=== Provided entries ===
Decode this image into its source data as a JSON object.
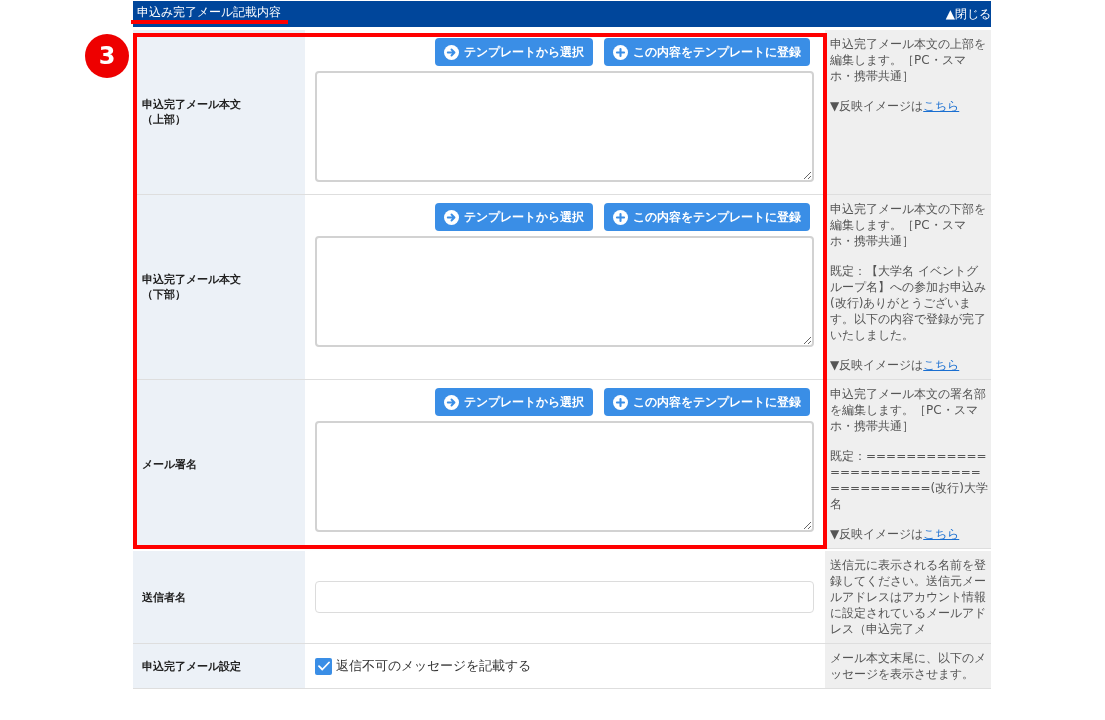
{
  "section": {
    "title": "申込み完了メール記載内容",
    "toggle": "▲閉じる"
  },
  "highlight": {
    "number": "3",
    "rows": [
      {
        "kind": "textarea",
        "label": [
          "申込完了メール本文",
          "（上部）"
        ],
        "buttons": [
          {
            "kind": "select",
            "label": "テンプレートから選択"
          },
          {
            "kind": "register",
            "label": "この内容をテンプレートに登録"
          }
        ],
        "note": {
          "paragraphs": [
            "申込完了メール本文の上部を編集します。［PC・スマホ・携帯共通］"
          ],
          "preview": {
            "text": "▼反映イメージは",
            "link": "こちら"
          }
        }
      },
      {
        "kind": "textarea",
        "label": [
          "申込完了メール本文",
          "（下部）"
        ],
        "buttons": [
          {
            "kind": "select",
            "label": "テンプレートから選択"
          },
          {
            "kind": "register",
            "label": "この内容をテンプレートに登録"
          }
        ],
        "note": {
          "paragraphs": [
            "申込完了メール本文の下部を編集します。［PC・スマホ・携帯共通］",
            "既定：【大学名 イベントグループ名】への参加お申込み(改行)ありがとうございます。以下の内容で登録が完了いたしました。"
          ],
          "preview": {
            "text": "▼反映イメージは",
            "link": "こちら"
          }
        }
      },
      {
        "kind": "textarea",
        "label": [
          "メール署名"
        ],
        "buttons": [
          {
            "kind": "select",
            "label": "テンプレートから選択"
          },
          {
            "kind": "register",
            "label": "この内容をテンプレートに登録"
          }
        ],
        "note": {
          "paragraphs": [
            "申込完了メール本文の署名部を編集します。［PC・スマホ・携帯共通］",
            "既定：=====================================(改行)大学名"
          ],
          "preview": {
            "text": "▼反映イメージは",
            "link": "こちら"
          }
        }
      }
    ]
  },
  "rows": [
    {
      "kind": "input",
      "label": [
        "送信者名"
      ],
      "note": {
        "paragraphs": [
          "送信元に表示される名前を登録してください。送信元メールアドレスはアカウント情報に設定されているメールアドレス（申込完了メ"
        ]
      }
    },
    {
      "kind": "checkbox",
      "label": [
        "申込完了メール設定"
      ],
      "checkbox": {
        "label": "返信不可のメッセージを記載する",
        "checked": true
      },
      "note": {
        "paragraphs": [
          "メール本文末尾に、以下のメッセージを表示させます。"
        ]
      }
    }
  ]
}
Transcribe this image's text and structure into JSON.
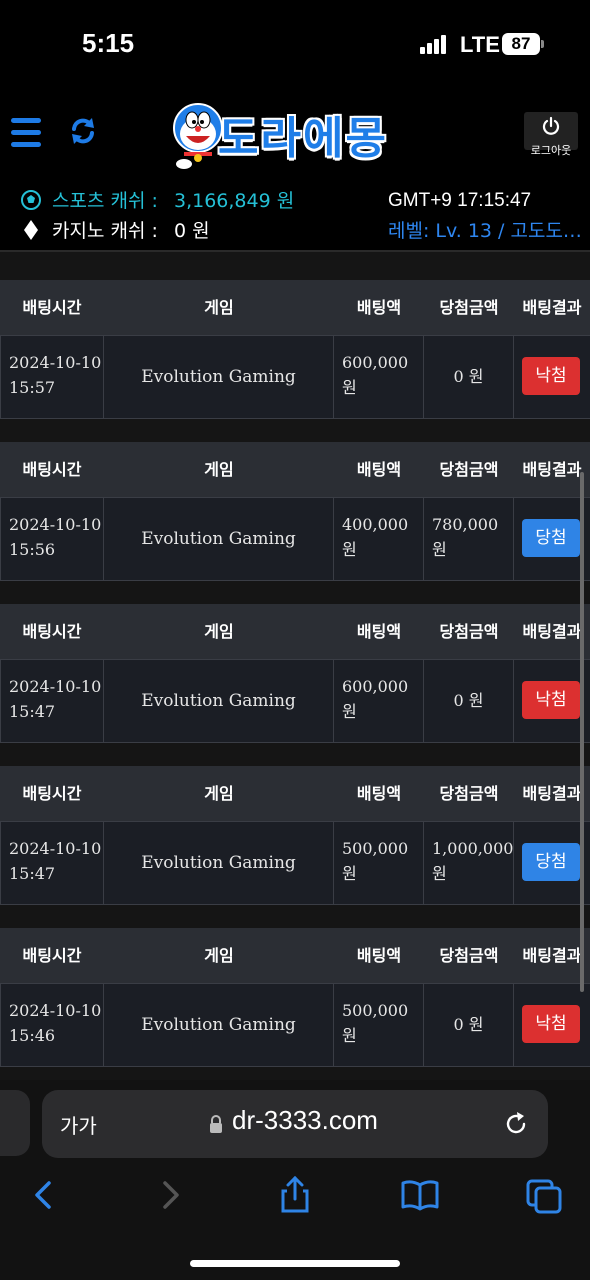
{
  "status_bar": {
    "time": "5:15",
    "network": "LTE",
    "battery": "87"
  },
  "header": {
    "logo_text": "도라에몽",
    "logout_label": "로그아웃",
    "sports_label": "스포츠 캐쉬 :",
    "sports_value": "3,166,849 원",
    "casino_label": "카지노 캐쉬 :",
    "casino_value": "0 원",
    "gmt": "GMT+9 17:15:47",
    "level": "레벨: Lv. 13 / 고도도…"
  },
  "table_headers": [
    "배팅시간",
    "게임",
    "배팅액",
    "당첨금액",
    "배팅결과"
  ],
  "bets": [
    {
      "date": "2024-10-10",
      "time": "15:57",
      "game": "Evolution Gaming",
      "bet": "600,000",
      "bet_unit": "원",
      "win": "0 원",
      "win_unit": "",
      "result": "낙첨",
      "result_type": "lose"
    },
    {
      "date": "2024-10-10",
      "time": "15:56",
      "game": "Evolution Gaming",
      "bet": "400,000",
      "bet_unit": "원",
      "win": "780,000",
      "win_unit": "원",
      "result": "당첨",
      "result_type": "win"
    },
    {
      "date": "2024-10-10",
      "time": "15:47",
      "game": "Evolution Gaming",
      "bet": "600,000",
      "bet_unit": "원",
      "win": "0 원",
      "win_unit": "",
      "result": "낙첨",
      "result_type": "lose"
    },
    {
      "date": "2024-10-10",
      "time": "15:47",
      "game": "Evolution Gaming",
      "bet": "500,000",
      "bet_unit": "원",
      "win": "1,000,000",
      "win_unit": "원",
      "result": "당첨",
      "result_type": "win"
    },
    {
      "date": "2024-10-10",
      "time": "15:46",
      "game": "Evolution Gaming",
      "bet": "500,000",
      "bet_unit": "원",
      "win": "0 원",
      "win_unit": "",
      "result": "낙첨",
      "result_type": "lose"
    }
  ],
  "browser": {
    "aa_label": "가가",
    "url": "dr-3333.com"
  },
  "colors": {
    "accent": "#1f7ee8",
    "lose": "#dc3030",
    "win": "#2f84e6",
    "sports": "#25c0d6"
  }
}
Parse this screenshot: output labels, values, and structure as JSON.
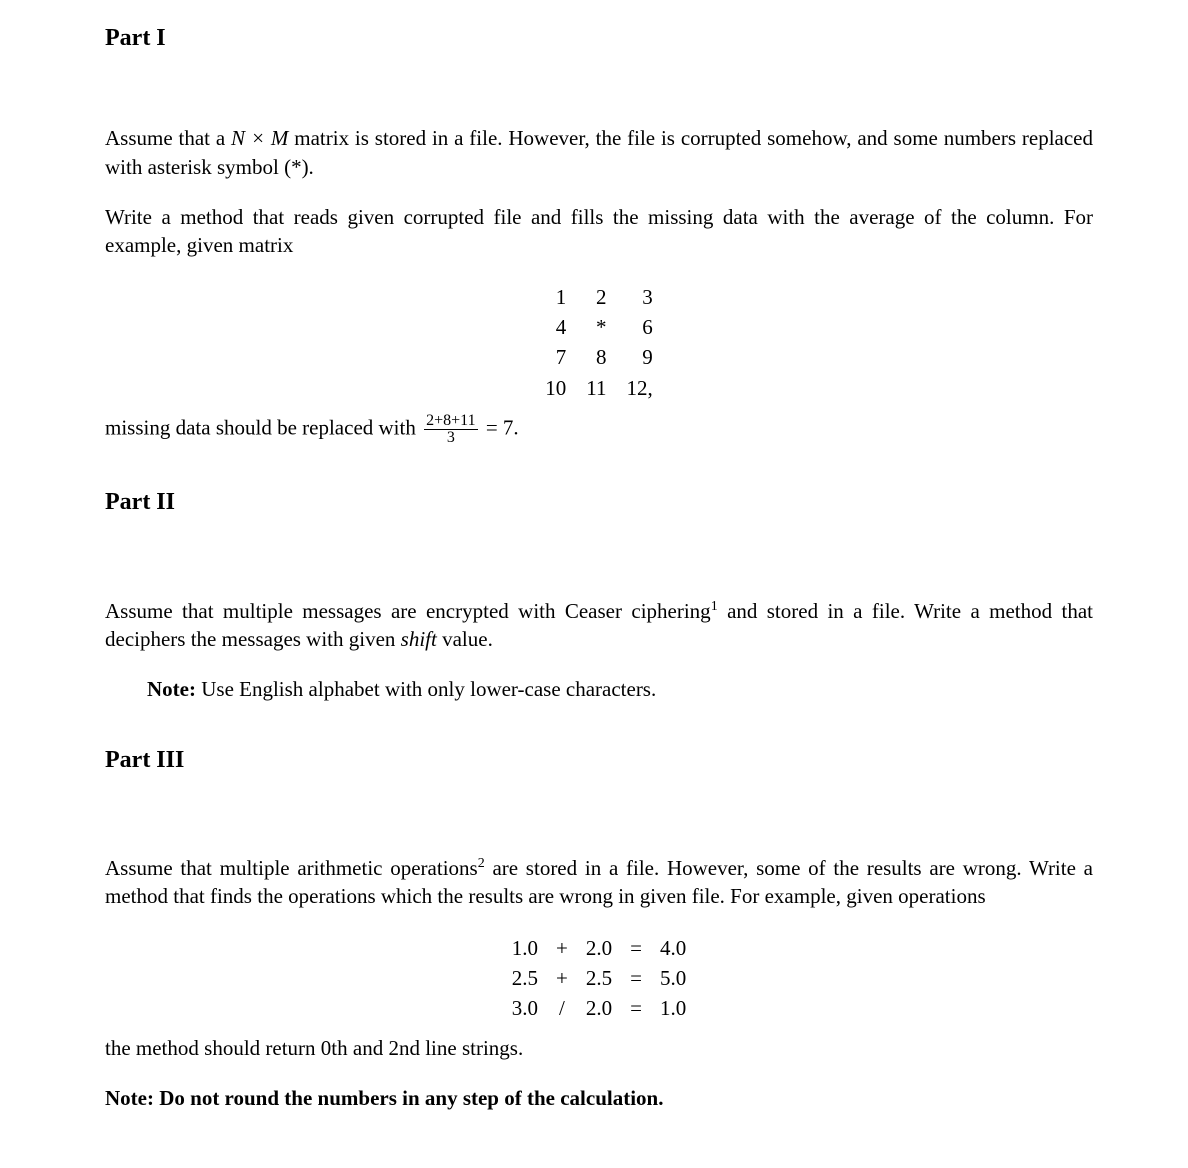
{
  "part1": {
    "heading": "Part I",
    "p1_a": "Assume that a ",
    "p1_nm": "N × M",
    "p1_b": " matrix is stored in a file. However, the file is corrupted somehow, and some numbers replaced with asterisk symbol (*).",
    "p2": "Write a method that reads given corrupted file and fills the missing data with the average of the column. For example, given matrix",
    "matrix": {
      "r1c1": "1",
      "r1c2": "2",
      "r1c3": "3",
      "r2c1": "4",
      "r2c2": "*",
      "r2c3": "6",
      "r3c1": "7",
      "r3c2": "8",
      "r3c3": "9",
      "r4c1": "10",
      "r4c2": "11",
      "r4c3": "12,"
    },
    "p3_a": "missing data should be replaced with ",
    "frac_num": "2+8+11",
    "frac_den": "3",
    "p3_b": " = 7."
  },
  "part2": {
    "heading": "Part II",
    "p1_a": "Assume that multiple messages are encrypted with Ceaser ciphering",
    "fn1": "1",
    "p1_b": " and stored in a file. Write a method that deciphers the messages with given ",
    "p1_shift": "shift",
    "p1_c": " value.",
    "note_label": "Note:",
    "note_text": " Use English alphabet with only lower-case characters."
  },
  "part3": {
    "heading": "Part III",
    "p1_a": "Assume that multiple arithmetic operations",
    "fn2": "2",
    "p1_b": " are stored in a file. However, some of the results are wrong. Write a method that finds the operations which the results are wrong in given file. For example, given operations",
    "ops": {
      "l1a": "1.0",
      "l1op": "+",
      "l1b": "2.0",
      "l1eq": "=",
      "l1r": "4.0",
      "l2a": "2.5",
      "l2op": "+",
      "l2b": "2.5",
      "l2eq": "=",
      "l2r": "5.0",
      "l3a": "3.0",
      "l3op": "/",
      "l3b": "2.0",
      "l3eq": "=",
      "l3r": "1.0"
    },
    "p2": "the method should return 0th and 2nd line strings.",
    "note": "Note: Do not round the numbers in any step of the calculation."
  }
}
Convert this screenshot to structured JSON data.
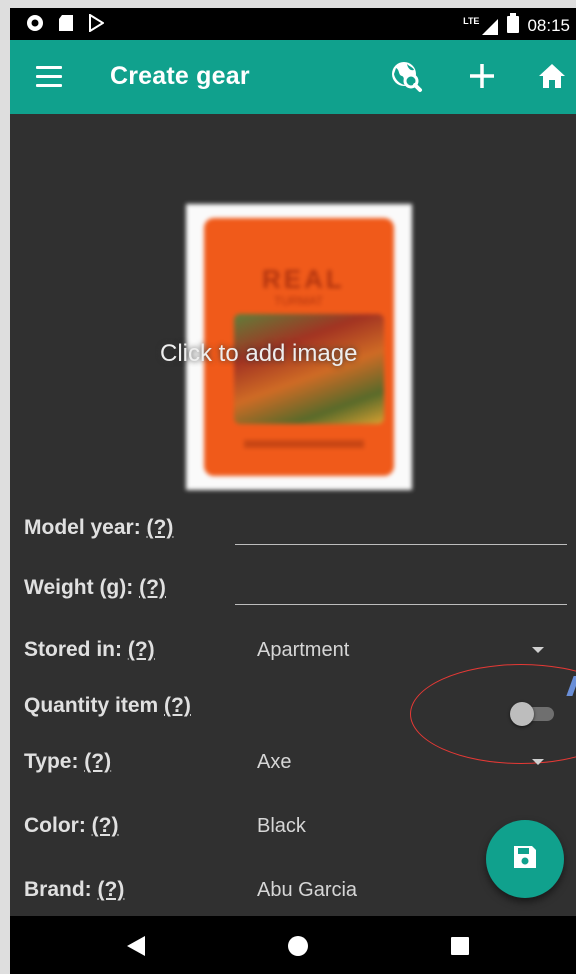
{
  "statusbar": {
    "network": "LTE",
    "time": "08:15",
    "icons": [
      "record-icon",
      "sd-card-icon",
      "play-store-icon",
      "signal-icon",
      "battery-icon"
    ]
  },
  "appbar": {
    "title": "Create gear",
    "color": "#10a18d",
    "actions": [
      "search-web-icon",
      "add-icon",
      "home-icon"
    ]
  },
  "image": {
    "label": "Click to add image",
    "pouch_brand": "REAL",
    "pouch_subtitle": "TURMAT"
  },
  "form": {
    "model_year": {
      "label": "Model year:",
      "help": "(?)",
      "value": ""
    },
    "weight": {
      "label": "Weight (g):",
      "help": "(?)",
      "value": ""
    },
    "stored_in": {
      "label": "Stored in:",
      "help": "(?)",
      "value": "Apartment"
    },
    "quantity_item": {
      "label": "Quantity item",
      "help": "(?)",
      "toggle_on": false
    },
    "type": {
      "label": "Type:",
      "help": "(?)",
      "value": "Axe"
    },
    "color": {
      "label": "Color:",
      "help": "(?)",
      "value": "Black"
    },
    "brand": {
      "label": "Brand:",
      "help": "(?)",
      "value": "Abu Garcia"
    }
  },
  "fab": {
    "icon": "save-icon"
  },
  "navbar": {
    "buttons": [
      "back-icon",
      "home-circle-icon",
      "recents-icon"
    ]
  }
}
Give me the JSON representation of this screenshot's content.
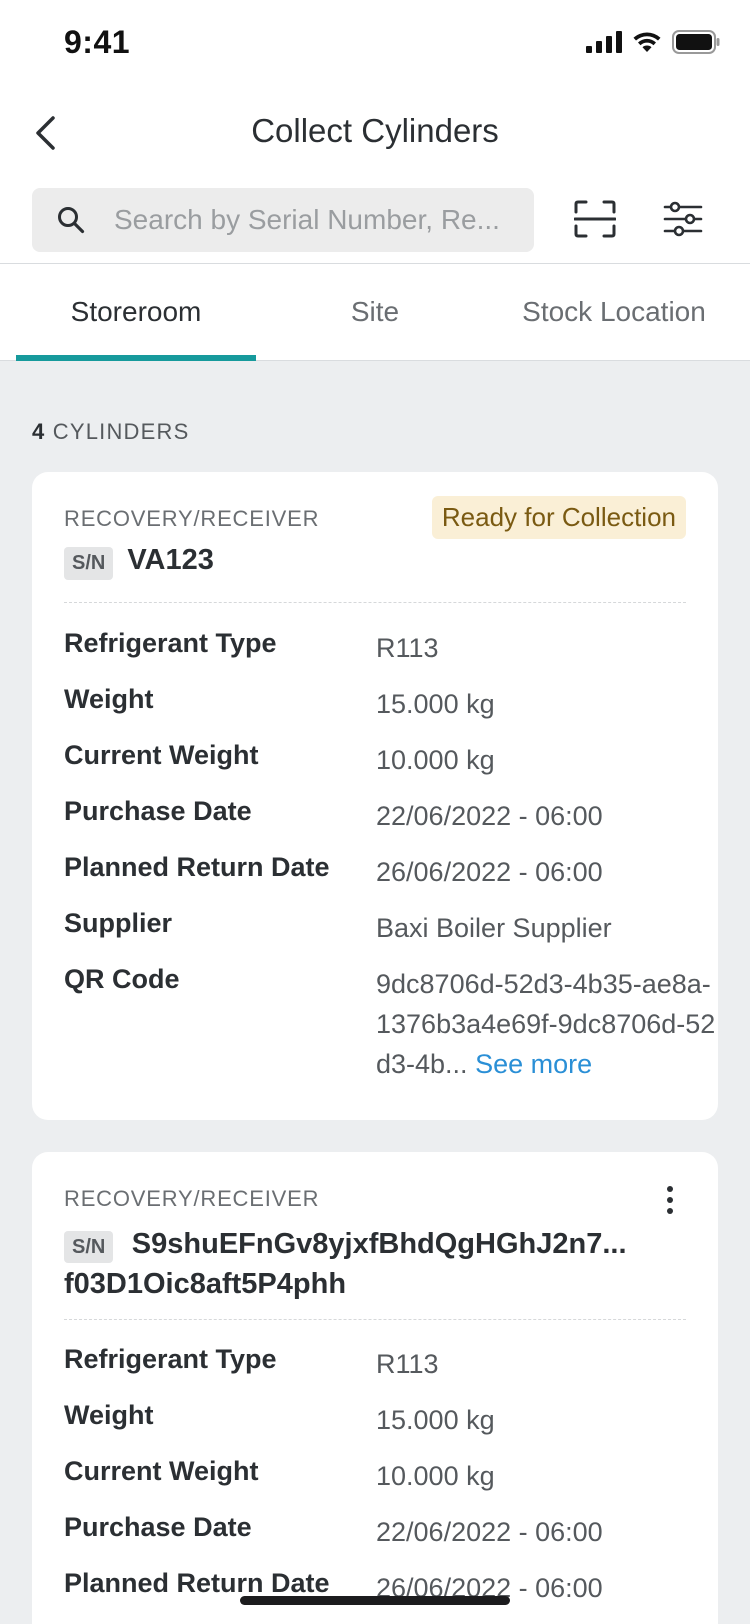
{
  "status_bar": {
    "time": "9:41"
  },
  "nav": {
    "title": "Collect Cylinders"
  },
  "search": {
    "placeholder": "Search by Serial Number, Re..."
  },
  "tabs": [
    {
      "label": "Storeroom",
      "active": true
    },
    {
      "label": "Site",
      "active": false
    },
    {
      "label": "Stock Location",
      "active": false
    }
  ],
  "list": {
    "count": "4",
    "count_label": "CYLINDERS"
  },
  "cards": [
    {
      "type": "RECOVERY/RECEIVER",
      "status": "Ready for Collection",
      "sn_label": "S/N",
      "sn": "VA123",
      "details": [
        {
          "label": "Refrigerant Type",
          "value": "R113"
        },
        {
          "label": "Weight",
          "value": "15.000 kg"
        },
        {
          "label": "Current Weight",
          "value": "10.000 kg"
        },
        {
          "label": "Purchase Date",
          "value": "22/06/2022 - 06:00"
        },
        {
          "label": "Planned Return Date",
          "value": "26/06/2022 - 06:00"
        },
        {
          "label": "Supplier",
          "value": "Baxi Boiler Supplier"
        },
        {
          "label": "QR Code",
          "value": "9dc8706d-52d3-4b35-ae8a-1376b3a4e69f-9dc8706d-52d3-4b...",
          "link": "See more"
        }
      ]
    },
    {
      "type": "RECOVERY/RECEIVER",
      "sn_label": "S/N",
      "sn": "S9shuEFnGv8yjxfBhdQgHGhJ2n7... f03D1Oic8aft5P4phh",
      "details": [
        {
          "label": "Refrigerant Type",
          "value": "R113"
        },
        {
          "label": "Weight",
          "value": "15.000 kg"
        },
        {
          "label": "Current Weight",
          "value": "10.000 kg"
        },
        {
          "label": "Purchase Date",
          "value": "22/06/2022 - 06:00"
        },
        {
          "label": "Planned Return Date",
          "value": "26/06/2022 - 06:00"
        }
      ]
    }
  ],
  "colors": {
    "accent": "#169a9c",
    "link": "#2a8fd6",
    "badge_bg": "#faefd6",
    "badge_text": "#7a5a12",
    "background": "#eceef0"
  },
  "icons": {
    "back": "chevron-left-icon",
    "search": "search-icon",
    "scan": "scan-frame-icon",
    "filter": "sliders-icon",
    "more": "more-vertical-icon"
  }
}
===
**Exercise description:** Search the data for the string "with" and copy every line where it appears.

**Answer to the exercise:**
    "p1_b": " matrix is stored in a file. However, the file is corrupted somehow, and some numbers replaced with asterisk symbol (*).",
    "p2": "Write a method that reads given corrupted file and fills the missing data with the average of the column. For example, given matrix",
    "p3_a": "missing data should be replaced with ",
    "p1_a": "Assume that multiple messages are encrypted with Ceaser ciphering",
    "p1_b": " and stored in a file. Write a method that deciphers the messages with given ",
    "note_text": " Use English alphabet with only lower-case characters."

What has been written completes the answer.